Getting to the root of the problem

Vendors should pick a platform that is able to support seamless growth. When platform maintenance costs start to eat into profits, it is time to make the switch from a proprietary system developed in-house to a professional platform from a third party, or exchange the current e-commerce platform provider. However, that does not necessarily mean adopting an expensive, big name, all integrated on-premise license. Today’s e-commerce platforms range from transaction-based models for initial assessment to software-as-a service solutions that do not require large up front investments for soft- or hardware and can even be outsourced to third party management. At the high end, hosted solutions for extended scalability, plus both hybrid and full on-premise licenses for companies who want to keep their e-commerce business fully in-house, are available, but come with a similarly high-end price tag.

The key to profitability is to choose a professional platform that delivers the flexibility to cope with changing and as-yet-unpredictable business requirements. Solutions that come with various licensing models, for example, decrease complexity when transferring existing data and processes in growth stages. Implementation time is one of the largest hidden costs within any transformation project. Getting data up to speed for the requirements of a new system is in itself a significant challenge, let alone the time needed for importing new data sets and then managing test runs or retraining staff. Vendors should strive for a safe grip on the total cost of ownership: they need to factor in fixed costs such as hardware, annual monitoring and support. But in the long run there is certainly room to decrease overheads by choosing a platform with a common denominator between various licensing models.

Thinking ahead to move ahead

When choosing the best solution for near-future needs, vendors should also look beyond the pure (e)commerce platform choice. After all, on average, online retailers connect 15 technologies in a data centre to provide the needed e-commerce functionality. Any changes can cause serious process errors. Re-platforming potentially creates complexity at the back end, too. On the other hand, working with a ‘family concept’, where the core of the e-commerce platform remains the same and just the deployment model changes, can prevent major disruption while leaving more room for re-evaluating some business processes for further optimization.

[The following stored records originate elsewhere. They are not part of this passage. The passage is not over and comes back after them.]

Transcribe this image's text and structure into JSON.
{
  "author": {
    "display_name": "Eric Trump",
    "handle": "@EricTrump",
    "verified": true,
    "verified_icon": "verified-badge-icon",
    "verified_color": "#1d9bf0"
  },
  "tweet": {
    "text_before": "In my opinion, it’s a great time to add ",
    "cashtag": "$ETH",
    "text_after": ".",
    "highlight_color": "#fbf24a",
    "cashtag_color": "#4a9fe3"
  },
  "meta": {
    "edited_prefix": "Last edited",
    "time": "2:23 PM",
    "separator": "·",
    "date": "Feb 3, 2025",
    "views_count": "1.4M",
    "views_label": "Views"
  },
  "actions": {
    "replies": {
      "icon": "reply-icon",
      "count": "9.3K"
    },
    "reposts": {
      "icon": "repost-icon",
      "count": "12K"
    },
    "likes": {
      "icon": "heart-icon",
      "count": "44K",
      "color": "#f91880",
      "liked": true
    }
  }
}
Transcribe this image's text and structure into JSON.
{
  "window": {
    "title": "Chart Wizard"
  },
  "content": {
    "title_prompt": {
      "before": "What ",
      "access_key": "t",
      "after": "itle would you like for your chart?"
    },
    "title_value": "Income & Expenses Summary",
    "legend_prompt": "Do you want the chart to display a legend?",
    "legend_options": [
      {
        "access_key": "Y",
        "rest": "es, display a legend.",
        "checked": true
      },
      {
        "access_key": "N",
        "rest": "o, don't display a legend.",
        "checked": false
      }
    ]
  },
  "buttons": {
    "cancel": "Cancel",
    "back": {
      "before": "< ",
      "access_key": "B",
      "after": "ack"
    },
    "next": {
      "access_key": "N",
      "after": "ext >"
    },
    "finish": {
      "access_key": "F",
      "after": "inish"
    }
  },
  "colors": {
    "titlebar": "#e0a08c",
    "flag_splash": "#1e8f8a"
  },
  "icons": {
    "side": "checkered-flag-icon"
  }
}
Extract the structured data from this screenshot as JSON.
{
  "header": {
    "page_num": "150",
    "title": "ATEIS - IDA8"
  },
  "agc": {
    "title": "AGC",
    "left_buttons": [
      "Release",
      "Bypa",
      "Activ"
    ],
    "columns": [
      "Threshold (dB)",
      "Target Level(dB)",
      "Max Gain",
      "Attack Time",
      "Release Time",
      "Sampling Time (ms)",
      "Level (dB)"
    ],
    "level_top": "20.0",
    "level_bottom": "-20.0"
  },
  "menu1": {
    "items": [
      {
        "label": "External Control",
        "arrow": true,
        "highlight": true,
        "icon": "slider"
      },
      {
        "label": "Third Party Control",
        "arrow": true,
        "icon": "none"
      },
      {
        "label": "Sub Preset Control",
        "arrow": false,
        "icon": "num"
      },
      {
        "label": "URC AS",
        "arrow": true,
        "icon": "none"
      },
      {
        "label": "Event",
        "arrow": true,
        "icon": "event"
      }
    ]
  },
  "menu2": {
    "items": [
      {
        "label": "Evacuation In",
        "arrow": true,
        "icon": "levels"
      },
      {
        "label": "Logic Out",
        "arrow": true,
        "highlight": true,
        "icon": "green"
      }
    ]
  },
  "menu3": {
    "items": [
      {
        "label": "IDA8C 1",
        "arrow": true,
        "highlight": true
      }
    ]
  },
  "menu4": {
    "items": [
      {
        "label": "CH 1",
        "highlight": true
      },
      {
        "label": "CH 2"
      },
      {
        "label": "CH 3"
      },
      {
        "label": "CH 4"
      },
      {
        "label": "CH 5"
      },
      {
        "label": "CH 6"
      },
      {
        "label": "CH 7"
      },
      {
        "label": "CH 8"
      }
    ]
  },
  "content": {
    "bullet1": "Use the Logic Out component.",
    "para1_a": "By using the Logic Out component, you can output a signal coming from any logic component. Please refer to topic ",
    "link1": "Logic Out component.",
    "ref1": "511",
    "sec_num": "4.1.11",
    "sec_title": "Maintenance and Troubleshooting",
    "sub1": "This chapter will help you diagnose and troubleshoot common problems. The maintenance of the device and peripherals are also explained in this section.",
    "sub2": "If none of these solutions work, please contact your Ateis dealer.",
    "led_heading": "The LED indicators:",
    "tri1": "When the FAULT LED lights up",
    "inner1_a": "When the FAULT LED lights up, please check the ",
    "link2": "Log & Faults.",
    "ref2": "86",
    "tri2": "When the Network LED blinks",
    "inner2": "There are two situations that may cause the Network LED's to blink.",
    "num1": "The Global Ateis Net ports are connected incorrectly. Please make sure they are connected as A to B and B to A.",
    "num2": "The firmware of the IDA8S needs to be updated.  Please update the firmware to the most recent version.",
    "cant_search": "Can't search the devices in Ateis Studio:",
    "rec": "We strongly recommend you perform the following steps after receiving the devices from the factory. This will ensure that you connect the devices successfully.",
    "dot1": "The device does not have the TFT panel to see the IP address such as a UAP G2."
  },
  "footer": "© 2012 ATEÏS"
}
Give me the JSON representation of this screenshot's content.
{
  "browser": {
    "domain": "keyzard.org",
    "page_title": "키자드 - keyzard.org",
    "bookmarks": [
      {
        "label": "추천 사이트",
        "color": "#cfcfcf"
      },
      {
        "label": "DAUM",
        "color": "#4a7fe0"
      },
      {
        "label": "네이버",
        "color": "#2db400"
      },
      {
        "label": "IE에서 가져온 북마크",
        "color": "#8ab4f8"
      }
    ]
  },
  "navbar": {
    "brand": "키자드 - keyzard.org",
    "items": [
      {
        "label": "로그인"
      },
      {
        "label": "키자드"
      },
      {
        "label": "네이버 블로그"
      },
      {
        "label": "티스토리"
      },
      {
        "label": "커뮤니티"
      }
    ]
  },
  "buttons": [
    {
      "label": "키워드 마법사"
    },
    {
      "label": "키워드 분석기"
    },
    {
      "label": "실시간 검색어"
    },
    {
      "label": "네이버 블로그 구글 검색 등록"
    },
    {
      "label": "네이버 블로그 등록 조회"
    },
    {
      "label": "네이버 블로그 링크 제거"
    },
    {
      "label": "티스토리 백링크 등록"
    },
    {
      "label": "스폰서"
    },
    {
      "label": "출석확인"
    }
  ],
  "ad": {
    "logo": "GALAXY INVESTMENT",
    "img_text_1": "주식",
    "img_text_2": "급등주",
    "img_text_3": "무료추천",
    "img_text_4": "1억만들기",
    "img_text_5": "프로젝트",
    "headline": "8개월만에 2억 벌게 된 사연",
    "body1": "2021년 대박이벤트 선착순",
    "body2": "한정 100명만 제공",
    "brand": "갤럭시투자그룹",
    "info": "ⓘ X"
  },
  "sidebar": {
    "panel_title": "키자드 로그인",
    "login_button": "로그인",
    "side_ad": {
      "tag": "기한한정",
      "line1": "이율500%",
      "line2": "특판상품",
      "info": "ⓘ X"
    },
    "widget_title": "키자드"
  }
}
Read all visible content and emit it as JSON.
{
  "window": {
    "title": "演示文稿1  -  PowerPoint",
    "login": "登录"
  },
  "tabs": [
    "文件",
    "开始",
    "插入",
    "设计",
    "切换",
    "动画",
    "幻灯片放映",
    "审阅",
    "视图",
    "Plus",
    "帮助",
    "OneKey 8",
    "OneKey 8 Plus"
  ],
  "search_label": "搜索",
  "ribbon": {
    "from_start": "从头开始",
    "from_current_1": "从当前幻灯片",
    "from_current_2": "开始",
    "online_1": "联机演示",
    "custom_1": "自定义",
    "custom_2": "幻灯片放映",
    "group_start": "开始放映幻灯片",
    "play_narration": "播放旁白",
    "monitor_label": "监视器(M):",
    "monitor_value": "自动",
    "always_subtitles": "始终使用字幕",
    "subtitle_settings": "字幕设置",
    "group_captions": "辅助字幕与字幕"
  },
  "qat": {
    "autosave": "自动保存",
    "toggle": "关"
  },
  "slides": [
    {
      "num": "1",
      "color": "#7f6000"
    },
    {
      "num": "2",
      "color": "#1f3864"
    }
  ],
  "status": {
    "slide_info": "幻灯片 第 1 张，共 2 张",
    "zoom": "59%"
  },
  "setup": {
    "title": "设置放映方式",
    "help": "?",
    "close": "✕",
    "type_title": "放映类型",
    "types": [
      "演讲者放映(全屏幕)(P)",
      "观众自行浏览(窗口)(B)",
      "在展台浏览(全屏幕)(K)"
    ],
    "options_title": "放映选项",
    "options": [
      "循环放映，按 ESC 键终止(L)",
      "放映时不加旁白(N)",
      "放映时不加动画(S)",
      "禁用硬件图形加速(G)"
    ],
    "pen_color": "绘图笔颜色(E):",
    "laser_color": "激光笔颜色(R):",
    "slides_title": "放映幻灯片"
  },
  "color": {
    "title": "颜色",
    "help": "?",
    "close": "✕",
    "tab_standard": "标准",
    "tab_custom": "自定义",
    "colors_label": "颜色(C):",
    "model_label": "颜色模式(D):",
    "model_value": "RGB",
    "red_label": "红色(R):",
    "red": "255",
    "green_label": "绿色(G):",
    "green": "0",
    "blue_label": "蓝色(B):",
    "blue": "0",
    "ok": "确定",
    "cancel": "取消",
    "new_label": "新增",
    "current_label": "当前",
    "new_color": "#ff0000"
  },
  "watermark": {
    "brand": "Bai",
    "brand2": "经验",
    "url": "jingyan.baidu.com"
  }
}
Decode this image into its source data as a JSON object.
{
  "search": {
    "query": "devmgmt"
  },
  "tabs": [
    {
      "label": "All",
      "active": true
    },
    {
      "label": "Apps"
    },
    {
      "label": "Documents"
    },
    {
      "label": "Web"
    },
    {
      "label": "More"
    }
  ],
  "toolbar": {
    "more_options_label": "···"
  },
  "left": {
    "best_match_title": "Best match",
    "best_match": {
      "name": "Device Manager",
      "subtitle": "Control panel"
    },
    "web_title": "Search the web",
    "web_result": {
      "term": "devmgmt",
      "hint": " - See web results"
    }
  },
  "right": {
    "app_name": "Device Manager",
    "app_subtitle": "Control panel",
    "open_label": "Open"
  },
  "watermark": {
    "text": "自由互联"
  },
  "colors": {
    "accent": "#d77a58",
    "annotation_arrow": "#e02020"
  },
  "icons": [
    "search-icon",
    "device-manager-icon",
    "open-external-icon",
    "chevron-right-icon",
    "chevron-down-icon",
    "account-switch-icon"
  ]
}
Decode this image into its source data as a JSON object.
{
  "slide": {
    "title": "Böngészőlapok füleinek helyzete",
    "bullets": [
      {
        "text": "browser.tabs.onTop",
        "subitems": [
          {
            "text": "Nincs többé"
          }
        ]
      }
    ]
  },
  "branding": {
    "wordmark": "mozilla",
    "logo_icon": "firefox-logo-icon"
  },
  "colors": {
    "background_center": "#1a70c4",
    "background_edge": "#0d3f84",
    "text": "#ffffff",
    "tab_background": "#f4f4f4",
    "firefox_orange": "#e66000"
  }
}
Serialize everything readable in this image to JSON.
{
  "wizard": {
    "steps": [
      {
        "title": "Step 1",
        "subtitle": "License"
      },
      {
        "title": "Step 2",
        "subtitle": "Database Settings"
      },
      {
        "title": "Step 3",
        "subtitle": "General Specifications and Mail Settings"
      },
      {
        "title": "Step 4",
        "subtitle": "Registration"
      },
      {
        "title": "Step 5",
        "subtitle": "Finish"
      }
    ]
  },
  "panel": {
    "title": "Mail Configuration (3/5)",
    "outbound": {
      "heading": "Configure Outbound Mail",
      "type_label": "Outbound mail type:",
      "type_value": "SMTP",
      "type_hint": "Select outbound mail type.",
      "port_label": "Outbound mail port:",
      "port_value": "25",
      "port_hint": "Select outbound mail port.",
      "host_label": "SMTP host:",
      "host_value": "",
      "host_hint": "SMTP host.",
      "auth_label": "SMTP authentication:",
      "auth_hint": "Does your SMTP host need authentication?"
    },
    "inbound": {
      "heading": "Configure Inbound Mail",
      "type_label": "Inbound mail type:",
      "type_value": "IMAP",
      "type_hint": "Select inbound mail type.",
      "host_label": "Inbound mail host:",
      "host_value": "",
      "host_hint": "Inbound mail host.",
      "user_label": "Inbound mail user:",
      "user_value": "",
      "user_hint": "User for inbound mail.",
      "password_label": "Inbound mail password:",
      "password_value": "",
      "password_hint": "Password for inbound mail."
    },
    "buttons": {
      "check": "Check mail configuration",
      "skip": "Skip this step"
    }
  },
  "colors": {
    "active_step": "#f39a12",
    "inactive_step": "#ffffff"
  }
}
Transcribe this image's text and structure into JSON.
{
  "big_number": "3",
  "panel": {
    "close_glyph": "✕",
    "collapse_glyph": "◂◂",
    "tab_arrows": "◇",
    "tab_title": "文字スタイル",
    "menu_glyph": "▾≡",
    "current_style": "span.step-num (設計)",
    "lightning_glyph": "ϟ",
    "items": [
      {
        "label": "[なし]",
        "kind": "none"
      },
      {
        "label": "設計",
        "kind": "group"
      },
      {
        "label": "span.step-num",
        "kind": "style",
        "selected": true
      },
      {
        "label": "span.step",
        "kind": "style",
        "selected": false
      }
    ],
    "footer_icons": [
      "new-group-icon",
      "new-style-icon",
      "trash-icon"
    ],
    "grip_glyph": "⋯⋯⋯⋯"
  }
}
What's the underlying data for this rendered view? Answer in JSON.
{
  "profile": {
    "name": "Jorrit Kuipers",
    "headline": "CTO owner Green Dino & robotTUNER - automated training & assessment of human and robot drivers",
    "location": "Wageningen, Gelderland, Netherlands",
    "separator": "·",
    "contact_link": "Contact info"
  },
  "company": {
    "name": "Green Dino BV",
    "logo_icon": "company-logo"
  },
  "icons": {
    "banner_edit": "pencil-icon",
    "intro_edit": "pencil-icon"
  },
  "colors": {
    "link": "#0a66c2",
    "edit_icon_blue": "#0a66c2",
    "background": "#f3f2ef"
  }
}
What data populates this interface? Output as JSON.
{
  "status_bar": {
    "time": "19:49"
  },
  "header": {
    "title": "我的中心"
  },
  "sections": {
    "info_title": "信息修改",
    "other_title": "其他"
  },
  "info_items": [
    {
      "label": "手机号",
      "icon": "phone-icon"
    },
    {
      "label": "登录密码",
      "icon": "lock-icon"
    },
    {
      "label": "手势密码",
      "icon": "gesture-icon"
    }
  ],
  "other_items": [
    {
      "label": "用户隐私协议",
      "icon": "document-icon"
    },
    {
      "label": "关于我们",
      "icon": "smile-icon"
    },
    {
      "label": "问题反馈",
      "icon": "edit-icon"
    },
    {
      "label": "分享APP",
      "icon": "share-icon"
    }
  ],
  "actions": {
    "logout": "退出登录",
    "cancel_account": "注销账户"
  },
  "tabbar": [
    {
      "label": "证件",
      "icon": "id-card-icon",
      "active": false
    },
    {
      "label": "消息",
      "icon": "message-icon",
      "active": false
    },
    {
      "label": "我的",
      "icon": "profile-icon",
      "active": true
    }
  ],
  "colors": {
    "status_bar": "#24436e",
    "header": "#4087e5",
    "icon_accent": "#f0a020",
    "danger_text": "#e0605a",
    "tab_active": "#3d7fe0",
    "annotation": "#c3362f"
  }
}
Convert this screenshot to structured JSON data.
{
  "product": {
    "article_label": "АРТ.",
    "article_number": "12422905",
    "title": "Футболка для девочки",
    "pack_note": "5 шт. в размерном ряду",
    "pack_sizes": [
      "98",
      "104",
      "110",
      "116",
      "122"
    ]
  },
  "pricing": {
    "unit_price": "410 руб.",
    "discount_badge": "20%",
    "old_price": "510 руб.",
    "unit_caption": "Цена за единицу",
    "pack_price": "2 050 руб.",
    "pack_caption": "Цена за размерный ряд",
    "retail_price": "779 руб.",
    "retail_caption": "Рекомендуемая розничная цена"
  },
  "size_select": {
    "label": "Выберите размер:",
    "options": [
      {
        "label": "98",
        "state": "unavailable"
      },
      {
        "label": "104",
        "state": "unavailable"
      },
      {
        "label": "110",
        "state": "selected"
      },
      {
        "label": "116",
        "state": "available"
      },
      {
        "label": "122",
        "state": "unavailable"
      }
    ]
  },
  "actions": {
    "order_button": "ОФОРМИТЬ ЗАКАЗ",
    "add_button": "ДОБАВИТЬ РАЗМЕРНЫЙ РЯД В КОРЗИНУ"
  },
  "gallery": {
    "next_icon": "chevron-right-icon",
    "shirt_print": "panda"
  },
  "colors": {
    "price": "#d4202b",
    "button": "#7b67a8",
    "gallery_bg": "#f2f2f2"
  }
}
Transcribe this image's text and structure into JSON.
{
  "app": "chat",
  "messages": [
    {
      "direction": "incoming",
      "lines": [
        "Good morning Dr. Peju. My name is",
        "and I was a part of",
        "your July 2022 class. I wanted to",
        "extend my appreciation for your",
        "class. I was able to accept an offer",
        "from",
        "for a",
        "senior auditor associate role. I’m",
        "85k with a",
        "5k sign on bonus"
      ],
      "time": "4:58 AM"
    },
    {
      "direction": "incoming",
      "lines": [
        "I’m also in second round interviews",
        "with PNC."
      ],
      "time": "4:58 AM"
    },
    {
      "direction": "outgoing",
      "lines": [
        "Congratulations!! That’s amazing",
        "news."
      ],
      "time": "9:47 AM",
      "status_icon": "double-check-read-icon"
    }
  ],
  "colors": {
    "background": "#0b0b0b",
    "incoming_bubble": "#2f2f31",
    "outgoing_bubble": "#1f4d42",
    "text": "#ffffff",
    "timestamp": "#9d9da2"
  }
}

Modular platforms are also a good choice, especially when vendors want to be well prepared for changing technological requirements. They enable them to start with a set of must-have functionality as the basis, avoiding the cost of buying functionality that they do not need. Companies that lack in-house capabilities or budgets for developing own applications can achieve required capacities by adding more modules as needed. This allows them to have a plan B in place even when they are not 100% certain what next big thing in e-commerce they might have to go after in a year from now.

Apart from the technological aspect, modular platforms are also a smart choice for companies that consider testing international markets. Different languages, character sets and currencies are just the tip of the iceberg. Tax systems, payment methods and payment providers, shipping costs, warranties and legal requirements also vary widely. Professional platforms enable vendors to centrally operate and manage multiple websites for individual regions while also maintaining all product data on the central system.

Conclusion: Maximum flexibility is the best way to avoid the re-platforming cost spiral. Platforms that are built on a ‘family concept’ with various licensing options based on a common platform core enable seamless growth. Choosing a modular e-commerce solution that is designed for the future makes it simpler to easily and cost-effectively add new capabilities on demand further down the track, without requiring a transfer of the entire e-commerce data sets to yet another platform. In the long run, this saving easily makes up for initially higher upfront costs.